My reaction wasn’t calm. “I’m not crazy, dammit! I’m just…I don’t even know how to explain it.”
“No, Beka, you’re not crazy, but the way you’re feeling IS making you sick. Call her.”
Dodging it, I said, “Well, my appointment is in a couple of weeks, so I’ll talk to her then.” There. That should satisfy him that I’m going to take care of it, and (bonus) will put it off for now. Because I’ll get better by then. Right?
“Call her now,” he insisted.
“But it’s Friday.” Even I knew that was a weak argument.
“Yeah, and her office is open. Call her, Beka. Now.”
So I did, and I told her nurse, “Look, my anxiety is kinda bad. Ben said I should call…shouldn’t I just monitor it and see if it gets better?” She immediately responded,”No way! It will only get worse if we don’t do anything. We’ll start some meds now and see if we need to adjust the dosage when you come for your appointment.”
The second thing in my favor: a matter-of-fact, yet compassionate response from my doctor’s office. When I returned to her office 4 weeks later, we decided to increase my dosage AND she gave me a PRN (as needed) script because I told her Clark’s surgery might just push me over to crazy town 😜. The reason I go into all this, and air my “dirty” laundry is because this is a problem. I’m a nurse, I’m educated, and it still took my symptoms, my husband’s urging, and my doctor’s following up to get me on the road to a more therapeutic place. If a link in any of those chains is broken, women will slip through the cracks and take on motherhood with an additional, massive weight on their shoulders.

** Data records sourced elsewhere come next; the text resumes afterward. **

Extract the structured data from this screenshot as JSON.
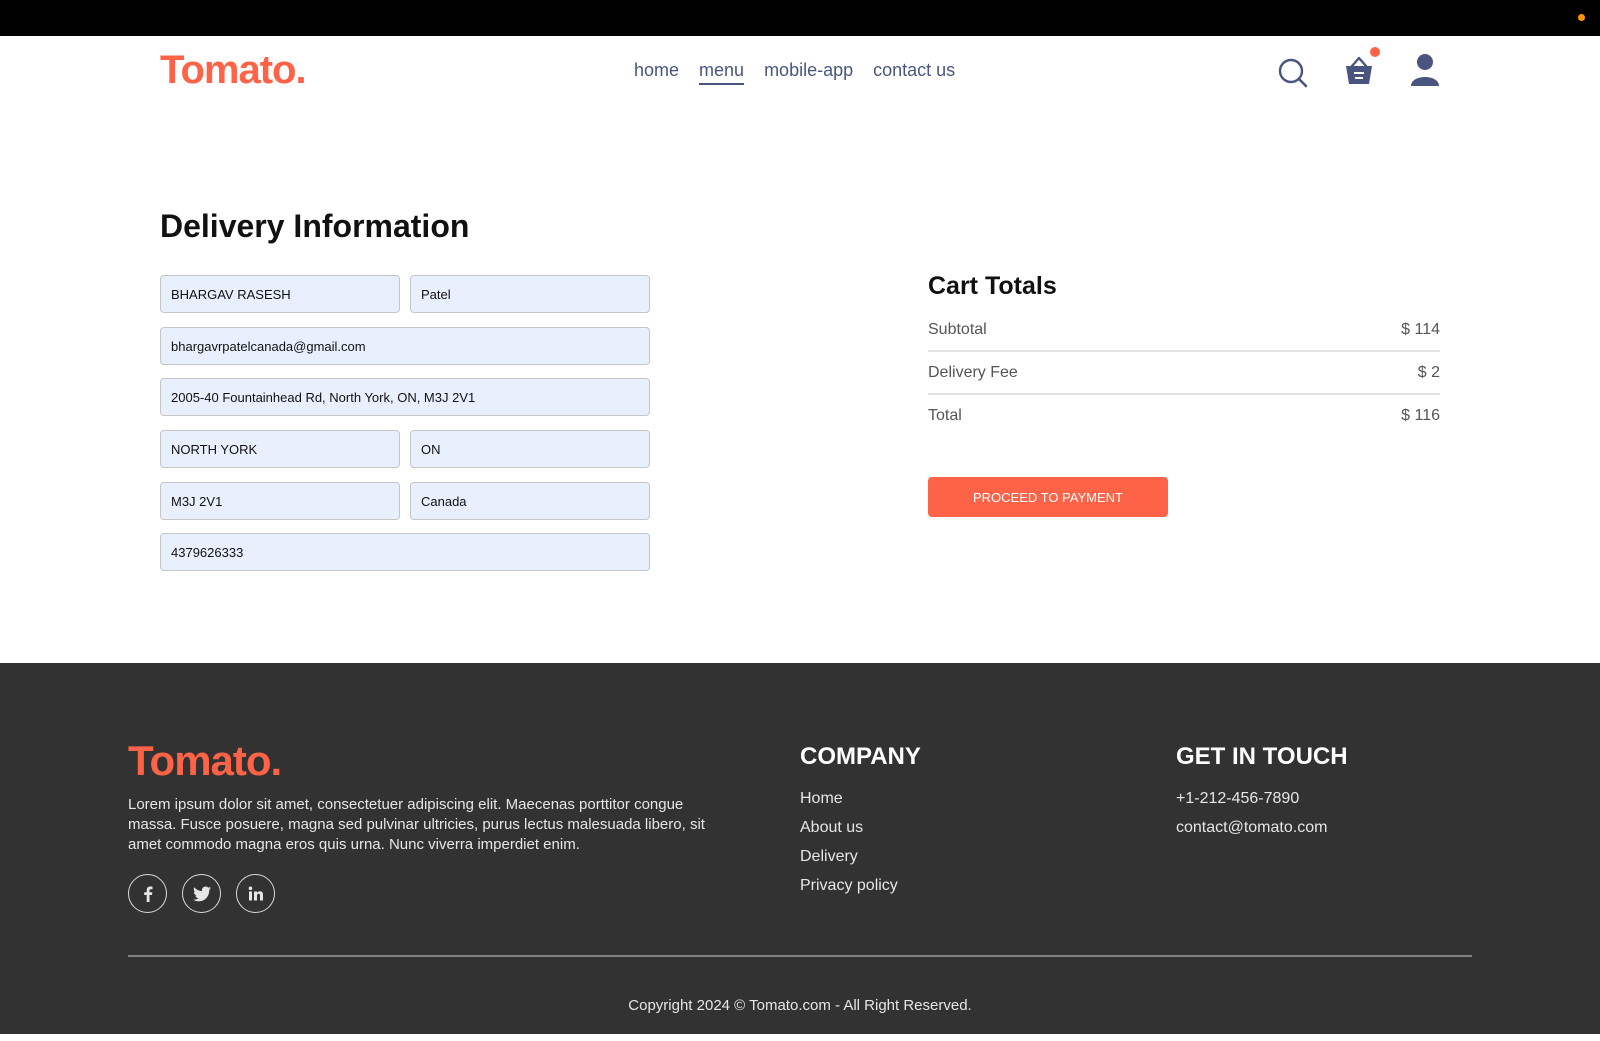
{
  "colors": {
    "brand": "#ff6347",
    "nav_text": "#49557e",
    "field_bg": "#e8f0fe",
    "footer_bg": "#323232",
    "notify_dot": "#ff9500"
  },
  "header": {
    "logo": "Tomato.",
    "nav": [
      "home",
      "menu",
      "mobile-app",
      "contact us"
    ],
    "active_nav": "menu",
    "icons": [
      "search-icon",
      "basket-icon",
      "user-icon"
    ]
  },
  "delivery": {
    "title": "Delivery Information",
    "first_name": "BHARGAV RASESH",
    "last_name": "Patel",
    "email": "bhargavrpatelcanada@gmail.com",
    "street": "2005-40 Fountainhead Rd, North York, ON, M3J 2V1",
    "city": "NORTH YORK",
    "state": "ON",
    "zip": "M3J 2V1",
    "country": "Canada",
    "phone": "4379626333"
  },
  "cart_totals": {
    "title": "Cart Totals",
    "subtotal_label": "Subtotal",
    "subtotal_value": "$ 114",
    "delivery_label": "Delivery Fee",
    "delivery_value": "$ 2",
    "total_label": "Total",
    "total_value": "$ 116",
    "button": "PROCEED TO PAYMENT"
  },
  "footer": {
    "logo": "Tomato.",
    "description": "Lorem ipsum dolor sit amet, consectetuer adipiscing elit. Maecenas porttitor congue massa. Fusce posuere, magna sed pulvinar ultricies, purus lectus malesuada libero, sit amet commodo magna eros quis urna. Nunc viverra imperdiet enim.",
    "socials": [
      "facebook-icon",
      "twitter-icon",
      "linkedin-icon"
    ],
    "company": {
      "heading": "COMPANY",
      "links": [
        "Home",
        "About us",
        "Delivery",
        "Privacy policy"
      ]
    },
    "contact": {
      "heading": "GET IN TOUCH",
      "phone": "+1-212-456-7890",
      "email": "contact@tomato.com"
    },
    "copyright": "Copyright 2024 © Tomato.com - All Right Reserved."
  }
}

So, maybe we should talk about this. Maybe we should de-stigmatize these mental health issues that are SO very relevant to our loved ones. We should listen, support, and help those we know are struggling. We need to look out for our friends when they’ve had babies and encourage them to seek help if they need it. If you are struggling, you aren’t alone. It’s going to be okay, mama. You won’t always feel this overwhelmed. Love yourself, give yourself grace, and get some help. Because your children need a happy, healthy mama, and you’re gonna get there. Love to all ❤
3 thoughts on “The crushing weight of anxiety”
I hope you don’t mind I share.. every word made me cry. I understand because I have lived through it and I was too ashamed to talk about it when I needed some help. I had anxiety long before I had children but having children and being a worrier and an over thinker and having a new baby with a 2 year old that couldn’t swallow food properly without choking and having a diagnosis of
an aberrant subclavian and seeing a cardiologist many many appts at Lebonheur and fear and the unknown.. transition and worry and more worry make for a really really sad mama. Thank you for sharing this!
Bless you, mama. It’s SO hard to 1) be a mom 2) be a mom with anxiety. Share away, love. And believe me, I understand the worry of a child’s medical issues. Praying for you ❤️
Love you Beka and are so proud of you!